Now this might be accurate, but I read what others say, look at the notes, consider the “house” that released it, and consider any other piece of information that might be of use. It’s also true that due to sensitivity differences, one person’s soft/generic/fuzzy drydown might be another’s deep/rich/complex one! And though I’d never want to be without a bottle of many vintage formulations, I enjoy variety – that includes many “super cheapos.” I have no axe to grind, though I do point out that if a company reformulates a scent significantly it seems appropriate to give it a new name.
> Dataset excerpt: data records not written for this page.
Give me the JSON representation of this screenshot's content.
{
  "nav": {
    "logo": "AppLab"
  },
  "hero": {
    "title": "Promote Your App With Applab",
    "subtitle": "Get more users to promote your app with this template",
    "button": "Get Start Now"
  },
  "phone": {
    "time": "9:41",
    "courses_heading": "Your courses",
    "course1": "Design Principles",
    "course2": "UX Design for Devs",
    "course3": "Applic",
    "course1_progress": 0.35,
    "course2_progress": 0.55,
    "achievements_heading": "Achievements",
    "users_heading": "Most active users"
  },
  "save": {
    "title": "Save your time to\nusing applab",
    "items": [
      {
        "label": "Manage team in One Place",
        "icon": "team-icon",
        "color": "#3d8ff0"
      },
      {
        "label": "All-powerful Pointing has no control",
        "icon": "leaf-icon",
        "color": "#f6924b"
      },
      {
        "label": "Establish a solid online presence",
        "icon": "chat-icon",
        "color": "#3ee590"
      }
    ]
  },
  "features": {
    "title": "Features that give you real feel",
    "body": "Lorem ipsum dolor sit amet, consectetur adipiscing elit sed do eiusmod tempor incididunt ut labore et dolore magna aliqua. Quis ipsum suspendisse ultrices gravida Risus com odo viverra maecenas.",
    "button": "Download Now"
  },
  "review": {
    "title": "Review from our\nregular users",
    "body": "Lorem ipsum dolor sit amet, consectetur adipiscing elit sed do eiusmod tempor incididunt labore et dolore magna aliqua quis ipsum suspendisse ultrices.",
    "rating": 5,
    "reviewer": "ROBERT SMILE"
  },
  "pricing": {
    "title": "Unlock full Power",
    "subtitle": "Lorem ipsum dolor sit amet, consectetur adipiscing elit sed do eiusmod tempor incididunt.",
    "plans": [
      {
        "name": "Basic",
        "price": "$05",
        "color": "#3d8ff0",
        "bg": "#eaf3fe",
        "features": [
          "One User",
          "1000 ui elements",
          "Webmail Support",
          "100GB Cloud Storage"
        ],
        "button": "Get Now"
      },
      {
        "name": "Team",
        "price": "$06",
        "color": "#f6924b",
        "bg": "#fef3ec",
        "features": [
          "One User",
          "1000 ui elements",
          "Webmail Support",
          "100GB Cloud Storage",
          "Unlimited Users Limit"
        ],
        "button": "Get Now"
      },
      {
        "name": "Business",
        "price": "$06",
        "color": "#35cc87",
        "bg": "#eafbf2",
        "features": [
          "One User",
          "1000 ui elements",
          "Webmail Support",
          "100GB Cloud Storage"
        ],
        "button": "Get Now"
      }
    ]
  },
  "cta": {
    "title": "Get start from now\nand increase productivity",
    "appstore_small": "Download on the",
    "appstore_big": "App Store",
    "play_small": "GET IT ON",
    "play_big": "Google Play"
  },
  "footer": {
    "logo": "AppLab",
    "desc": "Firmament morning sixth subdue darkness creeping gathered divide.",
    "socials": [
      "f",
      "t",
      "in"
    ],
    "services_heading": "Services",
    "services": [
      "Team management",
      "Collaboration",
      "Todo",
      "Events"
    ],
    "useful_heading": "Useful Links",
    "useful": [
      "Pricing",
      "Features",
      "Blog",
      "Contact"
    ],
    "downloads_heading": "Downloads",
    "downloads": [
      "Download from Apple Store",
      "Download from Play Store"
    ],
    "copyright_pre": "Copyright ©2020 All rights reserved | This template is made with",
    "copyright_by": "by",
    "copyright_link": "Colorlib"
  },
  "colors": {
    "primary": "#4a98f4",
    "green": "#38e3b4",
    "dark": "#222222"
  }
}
The new formulation of Z-14 is quite interesting, and I may wear it more than the first formulation simply due to personal preference (which in this case may involve variety being a high priority to me), but I don’t understand why it couldn’t be called something like “Z-14 Now.” I don’t think it’s fair to sell this to people who may have worn it twenty or thirty years ago and have no reason to expect to smell what’s in the new bottles.
NOTE: The bottle pictured above is what some of us believe is the poorly-reformulated Zino, though as I’ve said more than once, even if this is accurate, it’s possible that some older batches of liquid were put into bottles with the new design, or that some extra older style bottles were filled with a reformulated liquid.